“Most of the people who come seeking help from the Civil Legal Advice and Resource Offices (CLARO) are low and moderate-income New Yorkers working more than one job, whose wages just haven’t been able to keep up with the cost of living,’ explains Dora Galactos, adjunct professor of law and executive director of the Feerick Center.
Since the mid 2000’s, hundreds of thousands of New Yorkers have been sued in collection cases, with filings peaking in 2008, when more than 300,000 debt collection cases were brought in NYC’s civil court alone. Now the numbers are on the rise again. Stagnating wages and thin margins have left many New Yorkers vulnerable to subprime lending, that is, credit cards with abusive terms that can trap them into a vicious debt cycle.
Students in Professor Marcella Silverman‘s Consumer Litigation Clinic (“CLC”) get hands on experience providing full legal services to low-income consumer defendants in federal, state and local trial and appellate courts.
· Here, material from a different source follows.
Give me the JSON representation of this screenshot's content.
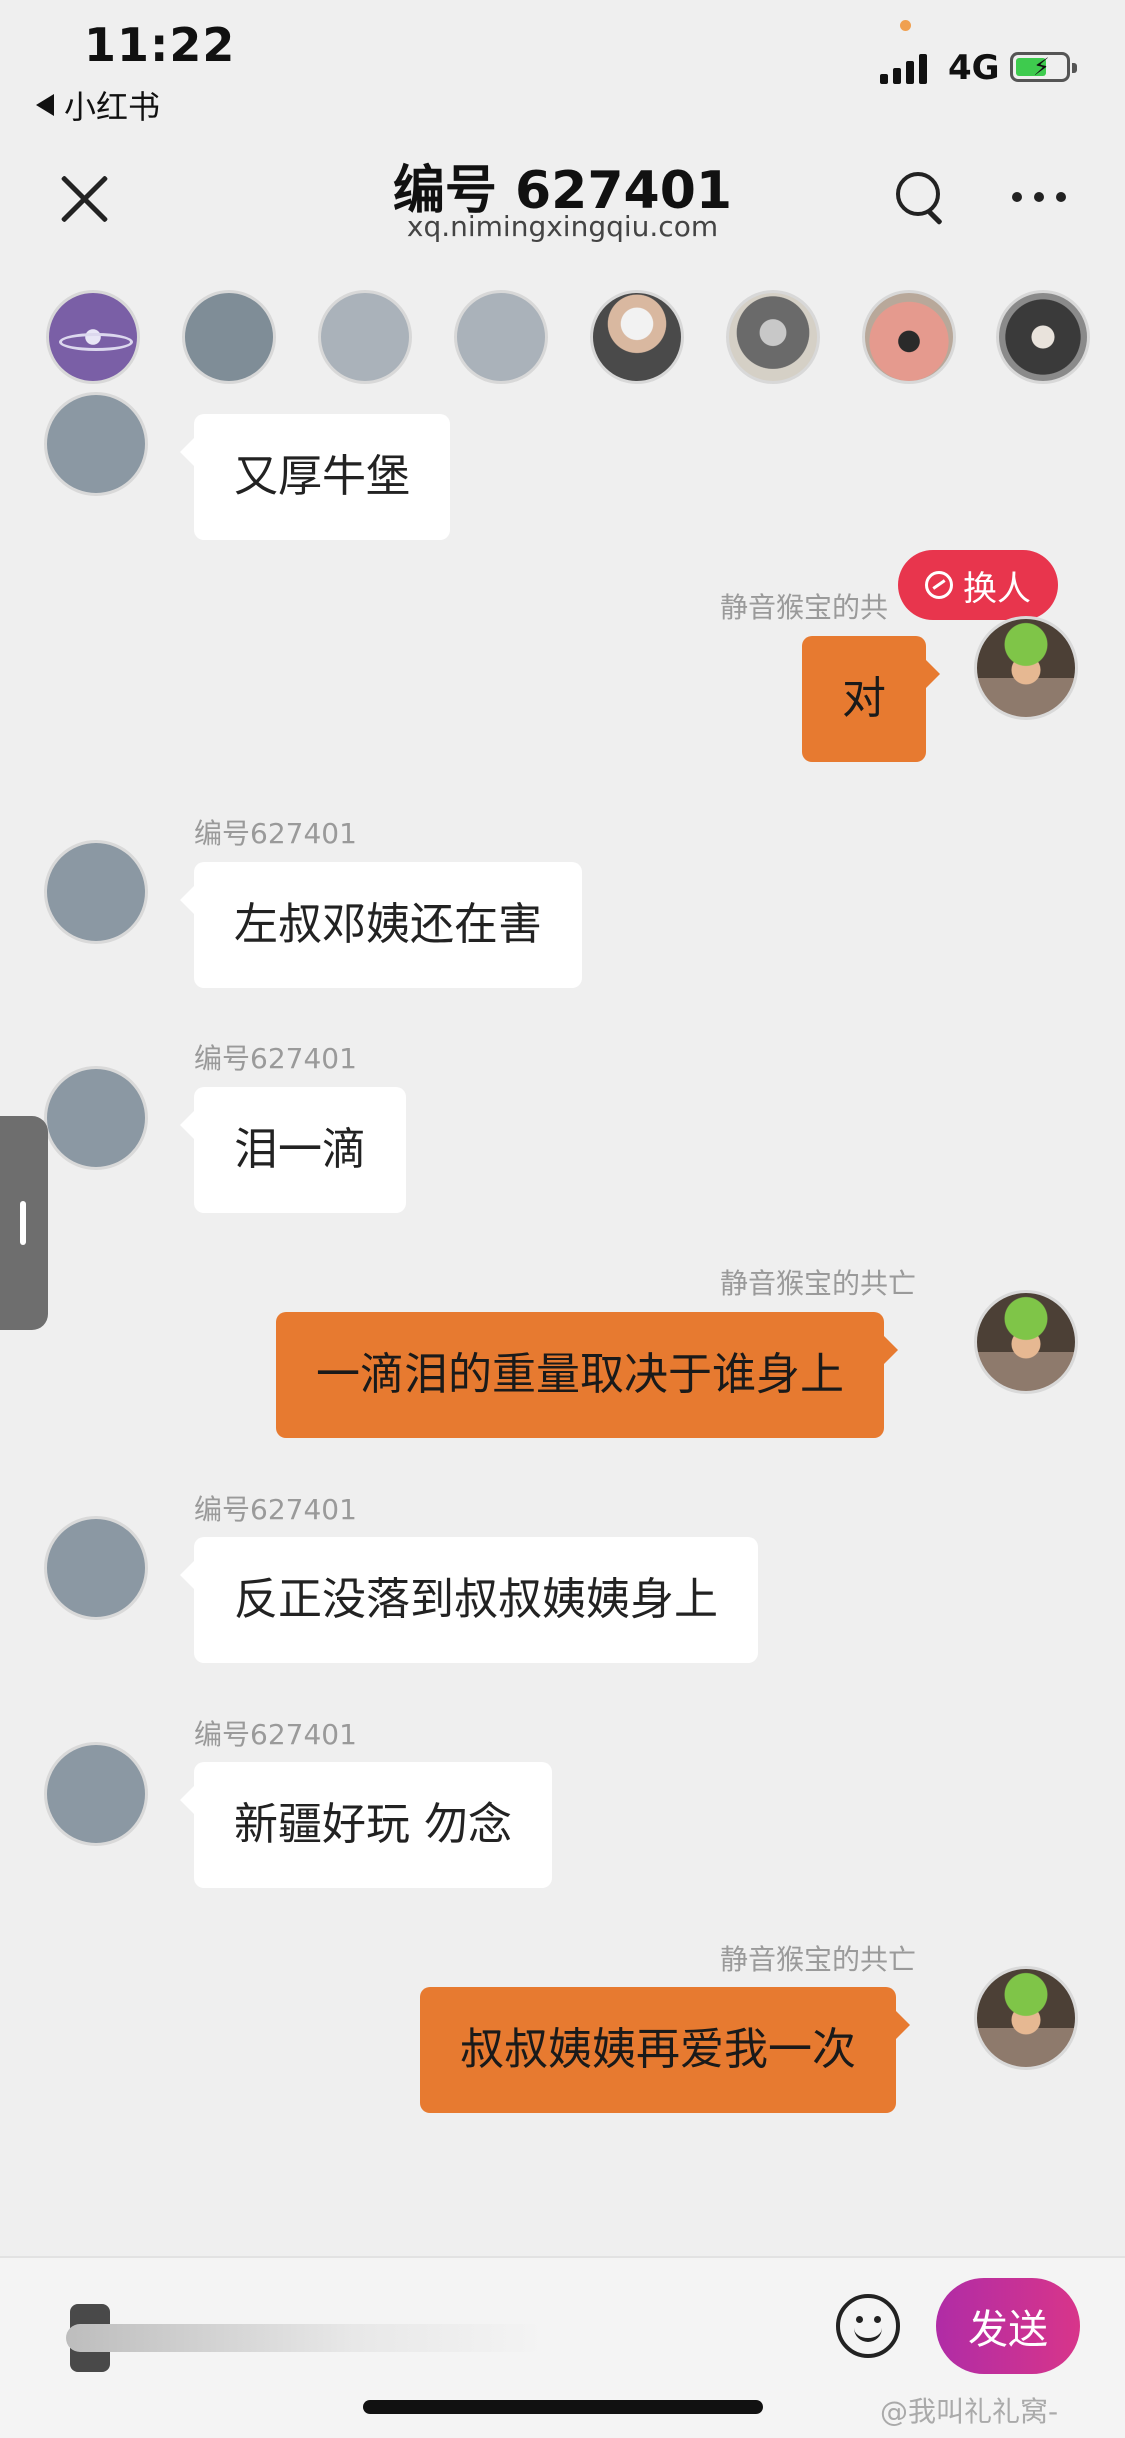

Students take primary responsibility for every aspect of a case. Thomas Kendris ’20 is currently working on a case in which a woman was asked by her ex-housband to co-sign a loan for a used BMW. Years later, when he defaulted on the loan, she discovered she was the sole signatory. Now she is being sued for more than $16,000 which is “money she doesn’t have, for a car she never meant to own, never wanted, and never drove,” explains Kendris who found several deficiencies in the case from the contract violating the Truth in Lending Act, to dealer misconduct, to the over-inflated amount contained in the lender’s document to reclaim the car. “Some cases are so factually complicated and legally complex that there is no way a person can win without being fully represented by a lawyer,” notes Silverman. “Those are the cases we bring back to the clinic.”